Yesterday, I took some time off in the morning to shoot a few more pictures for the future photo backdrop in Maizerets. My first try Saturday was an utter failure and the end result hardly satisfying. Instead of trying to shoot the railway side of Domain Maizerets, I decided to make a backdrop out of the highway side. A large strip of public land is accessible between the highway and CN Beauport Flats yard. From this vantage point, the line tree is regular, the scene well-lighted and you can take pictures from the same distance over many hundred feet.
|Quebec City seen from Maizerets crossing in D'Estimauville|
After this session, I went to Maizerets Observatory – an observation point with a great panorama of Quebec City – to make more generic backdrop of Beauport for the cement plant. It was also a good spot to make a backdrop of Quebec City skyline without too much tree and utility poles interference. This view of Upper Town is a staple of D’Estimauville. From the track at Maizerets, you can see the skyscrapers emerging in the distant horizon. I feel it is a necessity to have this view on the layout. It makes a clear statement that trains originate from this point and set the mood. I’m quite lucky because Quebec City’s skyline didn’t change since the last skyscrapers were built in the mid-70s. A moratorium was put in effect back then to stop the urban massacre.
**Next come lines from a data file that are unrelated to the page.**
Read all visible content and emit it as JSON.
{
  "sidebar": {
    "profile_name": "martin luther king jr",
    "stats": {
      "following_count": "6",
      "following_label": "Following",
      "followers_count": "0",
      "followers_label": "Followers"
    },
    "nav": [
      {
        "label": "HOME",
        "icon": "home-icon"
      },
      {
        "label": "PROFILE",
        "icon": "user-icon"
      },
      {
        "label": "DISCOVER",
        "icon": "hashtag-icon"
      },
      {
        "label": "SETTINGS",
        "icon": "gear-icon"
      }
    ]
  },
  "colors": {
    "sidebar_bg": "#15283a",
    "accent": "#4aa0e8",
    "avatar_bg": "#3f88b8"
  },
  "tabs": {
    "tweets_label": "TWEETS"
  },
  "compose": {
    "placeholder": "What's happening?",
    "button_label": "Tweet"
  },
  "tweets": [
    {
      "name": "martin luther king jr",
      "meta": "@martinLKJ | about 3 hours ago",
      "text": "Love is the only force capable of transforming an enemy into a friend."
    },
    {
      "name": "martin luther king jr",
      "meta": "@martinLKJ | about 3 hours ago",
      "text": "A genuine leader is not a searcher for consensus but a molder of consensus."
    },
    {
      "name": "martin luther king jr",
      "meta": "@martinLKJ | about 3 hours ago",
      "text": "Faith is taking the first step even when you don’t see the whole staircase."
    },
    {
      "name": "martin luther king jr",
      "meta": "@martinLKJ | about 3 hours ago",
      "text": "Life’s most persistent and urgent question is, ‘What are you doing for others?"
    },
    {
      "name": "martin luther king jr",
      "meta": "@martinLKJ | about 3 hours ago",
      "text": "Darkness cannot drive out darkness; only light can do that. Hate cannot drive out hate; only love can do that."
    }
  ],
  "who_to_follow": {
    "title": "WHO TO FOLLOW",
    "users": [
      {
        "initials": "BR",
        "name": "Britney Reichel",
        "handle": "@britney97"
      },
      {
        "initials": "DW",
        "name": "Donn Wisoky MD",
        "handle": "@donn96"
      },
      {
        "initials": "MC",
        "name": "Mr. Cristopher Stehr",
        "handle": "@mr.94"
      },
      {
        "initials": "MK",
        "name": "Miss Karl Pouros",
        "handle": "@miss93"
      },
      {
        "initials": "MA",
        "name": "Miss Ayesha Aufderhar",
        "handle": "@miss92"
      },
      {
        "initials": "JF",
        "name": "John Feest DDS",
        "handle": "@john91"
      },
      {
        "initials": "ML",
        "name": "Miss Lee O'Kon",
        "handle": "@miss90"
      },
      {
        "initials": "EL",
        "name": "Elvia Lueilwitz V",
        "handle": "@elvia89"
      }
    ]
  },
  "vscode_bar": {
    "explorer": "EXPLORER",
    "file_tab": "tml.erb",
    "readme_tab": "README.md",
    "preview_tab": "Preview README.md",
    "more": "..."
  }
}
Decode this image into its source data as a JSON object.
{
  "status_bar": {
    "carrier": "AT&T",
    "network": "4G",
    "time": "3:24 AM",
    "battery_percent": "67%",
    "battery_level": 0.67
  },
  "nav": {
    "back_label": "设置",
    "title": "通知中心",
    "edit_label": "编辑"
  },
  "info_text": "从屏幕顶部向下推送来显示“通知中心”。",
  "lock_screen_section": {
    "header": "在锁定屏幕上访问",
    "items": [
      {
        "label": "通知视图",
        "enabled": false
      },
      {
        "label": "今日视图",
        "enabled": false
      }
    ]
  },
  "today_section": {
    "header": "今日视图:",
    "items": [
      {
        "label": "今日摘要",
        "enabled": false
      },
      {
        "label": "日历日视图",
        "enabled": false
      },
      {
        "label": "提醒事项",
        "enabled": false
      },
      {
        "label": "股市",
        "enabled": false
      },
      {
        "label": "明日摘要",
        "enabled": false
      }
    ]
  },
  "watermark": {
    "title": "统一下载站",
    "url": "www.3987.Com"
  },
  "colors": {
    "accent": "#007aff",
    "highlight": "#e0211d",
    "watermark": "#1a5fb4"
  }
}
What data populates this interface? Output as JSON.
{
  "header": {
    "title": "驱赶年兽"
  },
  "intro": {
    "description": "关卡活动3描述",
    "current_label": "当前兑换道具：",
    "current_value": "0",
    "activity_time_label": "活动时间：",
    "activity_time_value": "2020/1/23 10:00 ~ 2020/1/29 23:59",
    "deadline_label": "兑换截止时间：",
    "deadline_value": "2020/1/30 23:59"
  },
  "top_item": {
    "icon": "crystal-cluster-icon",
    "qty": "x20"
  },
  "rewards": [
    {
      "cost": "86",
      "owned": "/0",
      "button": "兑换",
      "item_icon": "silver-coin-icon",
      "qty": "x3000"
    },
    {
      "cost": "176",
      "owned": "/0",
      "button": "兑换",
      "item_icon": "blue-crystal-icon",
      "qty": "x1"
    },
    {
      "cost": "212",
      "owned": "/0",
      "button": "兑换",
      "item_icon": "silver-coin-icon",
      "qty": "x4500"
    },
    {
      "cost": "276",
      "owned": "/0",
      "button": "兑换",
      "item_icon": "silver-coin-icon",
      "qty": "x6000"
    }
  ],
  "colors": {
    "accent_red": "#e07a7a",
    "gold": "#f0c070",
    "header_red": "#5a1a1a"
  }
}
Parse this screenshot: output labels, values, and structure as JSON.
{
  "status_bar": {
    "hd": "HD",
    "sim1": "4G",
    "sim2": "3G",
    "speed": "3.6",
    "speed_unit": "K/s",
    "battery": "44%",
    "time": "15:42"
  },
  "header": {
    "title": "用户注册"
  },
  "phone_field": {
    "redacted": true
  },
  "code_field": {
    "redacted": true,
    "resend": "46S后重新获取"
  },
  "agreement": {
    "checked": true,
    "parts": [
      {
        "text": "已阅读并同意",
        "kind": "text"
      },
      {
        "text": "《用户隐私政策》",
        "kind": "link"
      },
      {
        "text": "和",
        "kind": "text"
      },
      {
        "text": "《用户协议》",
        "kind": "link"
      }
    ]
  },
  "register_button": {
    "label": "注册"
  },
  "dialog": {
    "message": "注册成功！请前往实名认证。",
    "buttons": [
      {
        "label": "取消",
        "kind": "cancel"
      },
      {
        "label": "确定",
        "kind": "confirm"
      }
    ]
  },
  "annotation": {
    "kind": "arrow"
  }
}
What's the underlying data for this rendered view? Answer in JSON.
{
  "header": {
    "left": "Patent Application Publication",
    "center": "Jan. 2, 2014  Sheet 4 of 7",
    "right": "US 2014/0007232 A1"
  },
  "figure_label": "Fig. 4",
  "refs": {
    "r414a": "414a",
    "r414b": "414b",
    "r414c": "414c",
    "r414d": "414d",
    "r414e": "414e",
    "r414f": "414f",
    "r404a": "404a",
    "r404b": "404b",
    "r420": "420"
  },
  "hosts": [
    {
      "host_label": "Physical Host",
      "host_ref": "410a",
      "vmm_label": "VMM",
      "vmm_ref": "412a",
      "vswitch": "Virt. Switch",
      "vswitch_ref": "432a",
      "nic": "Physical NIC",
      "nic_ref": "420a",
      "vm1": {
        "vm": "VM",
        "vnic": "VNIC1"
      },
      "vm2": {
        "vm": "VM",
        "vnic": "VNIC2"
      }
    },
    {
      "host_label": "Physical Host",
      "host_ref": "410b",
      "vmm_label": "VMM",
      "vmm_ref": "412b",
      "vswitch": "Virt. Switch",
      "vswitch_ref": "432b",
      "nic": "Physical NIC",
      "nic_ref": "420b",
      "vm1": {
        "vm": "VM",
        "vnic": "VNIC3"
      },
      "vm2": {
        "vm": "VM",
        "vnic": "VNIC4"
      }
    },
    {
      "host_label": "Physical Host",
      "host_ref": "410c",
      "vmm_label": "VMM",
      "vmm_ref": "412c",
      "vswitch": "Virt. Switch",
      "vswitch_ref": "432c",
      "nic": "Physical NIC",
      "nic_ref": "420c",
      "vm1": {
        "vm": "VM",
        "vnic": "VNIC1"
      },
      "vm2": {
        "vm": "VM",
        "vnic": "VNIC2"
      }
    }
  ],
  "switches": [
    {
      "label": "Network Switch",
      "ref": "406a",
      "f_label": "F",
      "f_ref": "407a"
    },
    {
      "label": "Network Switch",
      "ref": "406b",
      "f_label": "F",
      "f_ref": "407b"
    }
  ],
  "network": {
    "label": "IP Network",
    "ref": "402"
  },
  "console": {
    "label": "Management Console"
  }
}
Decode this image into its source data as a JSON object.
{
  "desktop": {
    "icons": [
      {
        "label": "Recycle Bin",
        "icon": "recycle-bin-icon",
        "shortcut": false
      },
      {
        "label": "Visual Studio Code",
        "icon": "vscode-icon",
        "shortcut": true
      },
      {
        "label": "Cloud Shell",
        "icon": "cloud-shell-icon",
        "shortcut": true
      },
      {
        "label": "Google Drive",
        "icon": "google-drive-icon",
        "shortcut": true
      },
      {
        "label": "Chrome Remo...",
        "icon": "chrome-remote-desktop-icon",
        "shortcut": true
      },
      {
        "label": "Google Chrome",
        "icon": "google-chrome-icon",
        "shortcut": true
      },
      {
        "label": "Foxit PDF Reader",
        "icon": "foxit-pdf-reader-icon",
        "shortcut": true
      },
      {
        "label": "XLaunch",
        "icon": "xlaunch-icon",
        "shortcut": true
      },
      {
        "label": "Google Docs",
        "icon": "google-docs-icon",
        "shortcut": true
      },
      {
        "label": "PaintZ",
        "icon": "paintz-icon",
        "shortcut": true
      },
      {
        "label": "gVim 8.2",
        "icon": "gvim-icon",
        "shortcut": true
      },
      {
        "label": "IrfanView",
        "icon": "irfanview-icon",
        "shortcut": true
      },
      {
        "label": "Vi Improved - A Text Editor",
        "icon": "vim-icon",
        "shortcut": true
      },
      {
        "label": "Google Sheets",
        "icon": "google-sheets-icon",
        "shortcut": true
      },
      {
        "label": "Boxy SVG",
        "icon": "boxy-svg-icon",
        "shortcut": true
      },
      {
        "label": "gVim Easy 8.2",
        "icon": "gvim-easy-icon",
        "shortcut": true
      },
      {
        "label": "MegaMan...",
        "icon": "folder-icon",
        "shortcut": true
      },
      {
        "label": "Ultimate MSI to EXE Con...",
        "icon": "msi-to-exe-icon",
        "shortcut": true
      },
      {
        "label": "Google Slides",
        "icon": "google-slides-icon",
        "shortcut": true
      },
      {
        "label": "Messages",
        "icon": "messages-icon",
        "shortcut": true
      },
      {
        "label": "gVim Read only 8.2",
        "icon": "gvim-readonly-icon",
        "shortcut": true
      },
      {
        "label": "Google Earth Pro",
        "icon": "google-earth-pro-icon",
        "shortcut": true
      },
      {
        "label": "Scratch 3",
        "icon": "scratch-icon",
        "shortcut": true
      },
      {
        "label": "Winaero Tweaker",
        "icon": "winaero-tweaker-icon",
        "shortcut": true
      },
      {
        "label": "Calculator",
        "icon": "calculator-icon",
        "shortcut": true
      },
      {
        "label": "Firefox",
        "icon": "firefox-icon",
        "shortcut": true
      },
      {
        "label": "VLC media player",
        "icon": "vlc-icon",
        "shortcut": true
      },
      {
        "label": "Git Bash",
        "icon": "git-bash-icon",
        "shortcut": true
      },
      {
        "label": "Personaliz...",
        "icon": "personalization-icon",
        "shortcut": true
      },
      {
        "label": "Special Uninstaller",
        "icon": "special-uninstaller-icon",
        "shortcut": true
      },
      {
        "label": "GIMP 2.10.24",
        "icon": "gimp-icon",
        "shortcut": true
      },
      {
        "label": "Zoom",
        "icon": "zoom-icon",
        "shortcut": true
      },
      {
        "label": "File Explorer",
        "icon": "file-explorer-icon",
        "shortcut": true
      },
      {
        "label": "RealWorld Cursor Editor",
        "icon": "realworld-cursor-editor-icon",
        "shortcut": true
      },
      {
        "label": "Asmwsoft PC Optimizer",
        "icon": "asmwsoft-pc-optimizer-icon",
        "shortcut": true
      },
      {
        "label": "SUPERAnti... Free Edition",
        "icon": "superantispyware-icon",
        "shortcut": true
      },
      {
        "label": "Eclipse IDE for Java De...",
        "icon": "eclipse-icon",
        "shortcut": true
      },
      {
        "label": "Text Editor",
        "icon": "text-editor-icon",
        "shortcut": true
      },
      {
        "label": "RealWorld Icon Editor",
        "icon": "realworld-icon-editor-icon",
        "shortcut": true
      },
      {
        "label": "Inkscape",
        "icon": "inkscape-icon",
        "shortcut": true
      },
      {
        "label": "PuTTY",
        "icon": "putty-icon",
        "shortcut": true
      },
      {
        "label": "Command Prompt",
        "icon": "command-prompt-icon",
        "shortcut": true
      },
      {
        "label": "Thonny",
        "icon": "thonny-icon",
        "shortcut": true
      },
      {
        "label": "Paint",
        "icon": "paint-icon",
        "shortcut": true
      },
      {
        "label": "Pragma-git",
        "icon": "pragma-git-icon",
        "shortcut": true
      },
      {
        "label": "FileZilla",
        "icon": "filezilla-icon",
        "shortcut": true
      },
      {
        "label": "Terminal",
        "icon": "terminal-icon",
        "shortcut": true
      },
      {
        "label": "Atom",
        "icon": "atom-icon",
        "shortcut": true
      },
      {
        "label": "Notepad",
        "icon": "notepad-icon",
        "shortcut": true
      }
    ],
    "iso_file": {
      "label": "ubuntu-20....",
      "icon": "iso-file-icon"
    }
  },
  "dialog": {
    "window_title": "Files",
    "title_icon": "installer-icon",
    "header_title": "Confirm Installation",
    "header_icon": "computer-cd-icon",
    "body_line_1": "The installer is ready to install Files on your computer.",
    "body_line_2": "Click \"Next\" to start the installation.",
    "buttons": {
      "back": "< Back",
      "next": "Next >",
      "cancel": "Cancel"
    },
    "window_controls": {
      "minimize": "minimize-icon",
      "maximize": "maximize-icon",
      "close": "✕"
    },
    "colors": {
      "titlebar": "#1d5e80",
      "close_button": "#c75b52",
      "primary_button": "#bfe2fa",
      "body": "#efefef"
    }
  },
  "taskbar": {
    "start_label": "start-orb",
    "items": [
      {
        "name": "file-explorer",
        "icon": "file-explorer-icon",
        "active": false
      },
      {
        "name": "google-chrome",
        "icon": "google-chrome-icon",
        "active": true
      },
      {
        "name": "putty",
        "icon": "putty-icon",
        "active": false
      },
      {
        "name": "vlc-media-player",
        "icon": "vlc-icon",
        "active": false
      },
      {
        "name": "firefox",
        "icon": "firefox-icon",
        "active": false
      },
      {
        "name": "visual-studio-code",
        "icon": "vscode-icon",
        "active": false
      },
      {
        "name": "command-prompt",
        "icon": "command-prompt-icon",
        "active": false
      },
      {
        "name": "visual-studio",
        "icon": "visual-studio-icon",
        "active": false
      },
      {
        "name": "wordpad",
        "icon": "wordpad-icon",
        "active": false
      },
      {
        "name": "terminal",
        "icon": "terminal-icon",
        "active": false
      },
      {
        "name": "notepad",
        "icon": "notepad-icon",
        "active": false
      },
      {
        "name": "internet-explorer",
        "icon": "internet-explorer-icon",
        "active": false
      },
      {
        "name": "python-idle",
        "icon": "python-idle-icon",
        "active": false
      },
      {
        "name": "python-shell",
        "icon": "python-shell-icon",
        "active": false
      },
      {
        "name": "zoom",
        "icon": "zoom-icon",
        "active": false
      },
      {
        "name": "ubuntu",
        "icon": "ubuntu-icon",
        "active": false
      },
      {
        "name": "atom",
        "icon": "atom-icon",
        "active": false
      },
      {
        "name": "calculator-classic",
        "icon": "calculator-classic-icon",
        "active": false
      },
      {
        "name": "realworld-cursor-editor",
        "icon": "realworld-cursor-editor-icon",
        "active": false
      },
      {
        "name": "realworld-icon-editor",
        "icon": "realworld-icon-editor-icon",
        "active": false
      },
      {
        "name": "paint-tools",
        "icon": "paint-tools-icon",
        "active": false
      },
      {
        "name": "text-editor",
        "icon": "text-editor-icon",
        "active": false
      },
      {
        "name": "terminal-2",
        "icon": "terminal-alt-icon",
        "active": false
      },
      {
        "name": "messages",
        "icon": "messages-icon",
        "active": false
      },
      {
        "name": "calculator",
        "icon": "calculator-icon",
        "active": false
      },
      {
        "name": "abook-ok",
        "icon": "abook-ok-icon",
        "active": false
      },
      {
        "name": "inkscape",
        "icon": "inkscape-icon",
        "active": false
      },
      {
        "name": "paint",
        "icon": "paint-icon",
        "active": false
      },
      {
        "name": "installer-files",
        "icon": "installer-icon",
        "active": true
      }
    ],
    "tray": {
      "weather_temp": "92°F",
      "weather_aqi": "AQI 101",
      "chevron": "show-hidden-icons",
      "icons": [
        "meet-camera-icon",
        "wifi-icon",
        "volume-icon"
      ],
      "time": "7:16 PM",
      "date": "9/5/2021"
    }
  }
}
On a side note, I strolled through Maizerets Domain to get ideas for scenery. Late autumn and early spring are quite similar, so I guess many things I saw are fitting in our early spring setting.
Two main things became fully apparent to me. First, the land surrounding the railway is clearly lower than the roadbed, about 5 feet. Also, large and deep ditches are found on both sides, often with large ponds.
|Rivière de la Cabane aux Taupiers and railway bridge in the background|
Second, mallard ducks are everywhere. D’Estimauville and Maizerets are parts of a general area that was known as La Canardière (the place where ducks gather) since the late 17th century. Seriously, they rule the place. Saturday, I could shoot a few of them eating near the railway bridge.
But yesterday, I could see about 80 of them in a very small pond. I often talked here about this small brook scene and also kitbashed bridges, but I must say the scene won’t be complete without a big flock of ducks under it.
All these discoveries mean we have to modify the benchwork a lot to have a realistic topography for this scene. Last Saturday, we removed most of the plywood support and only kept the roadbed. This is the price to pay to have the ditches and the brook. It was also a good lesson. Our benchwork building method using 2” X 3” lumber and 1/4” plywood with 1/2” fiberboard is primitive and not sturdy enough for serious scenery. So far, we managed to do something decent, but I’ll never build a layout using this method. Benchwork is prone to sagging and warping and not very forgiving when scenery must sink below roadbed.
|Modified benchwork in D'Estimauville|
We will live with it and add structural members as required to make things last.
|Old 85 lbs rail on former QRL&PCo double main line in Villeneuve, QC|
By the way, I also had a glance at former Quebec Railway Light & Power double main line in Villeneuve. I was under the impression it was pulled out a few years ago when then updated the track, but seems it is still there over a mile. QRL&PCo used to be a busy interurban line and between Quebec City and Montmorency, the line was double tracked to handle the heavy passenger traffic. Rails found Saturday were all 85 lbs and were put in place circa 1900-1910. No wonder Murray Bay Subdivision was under weight restriction until the late 70s and early 80s when track was upgraded. Thanks to these small rails, the line was graced with GMD1 and RSC24, a one of kind prototype built in the early 1960s for this very subdivision.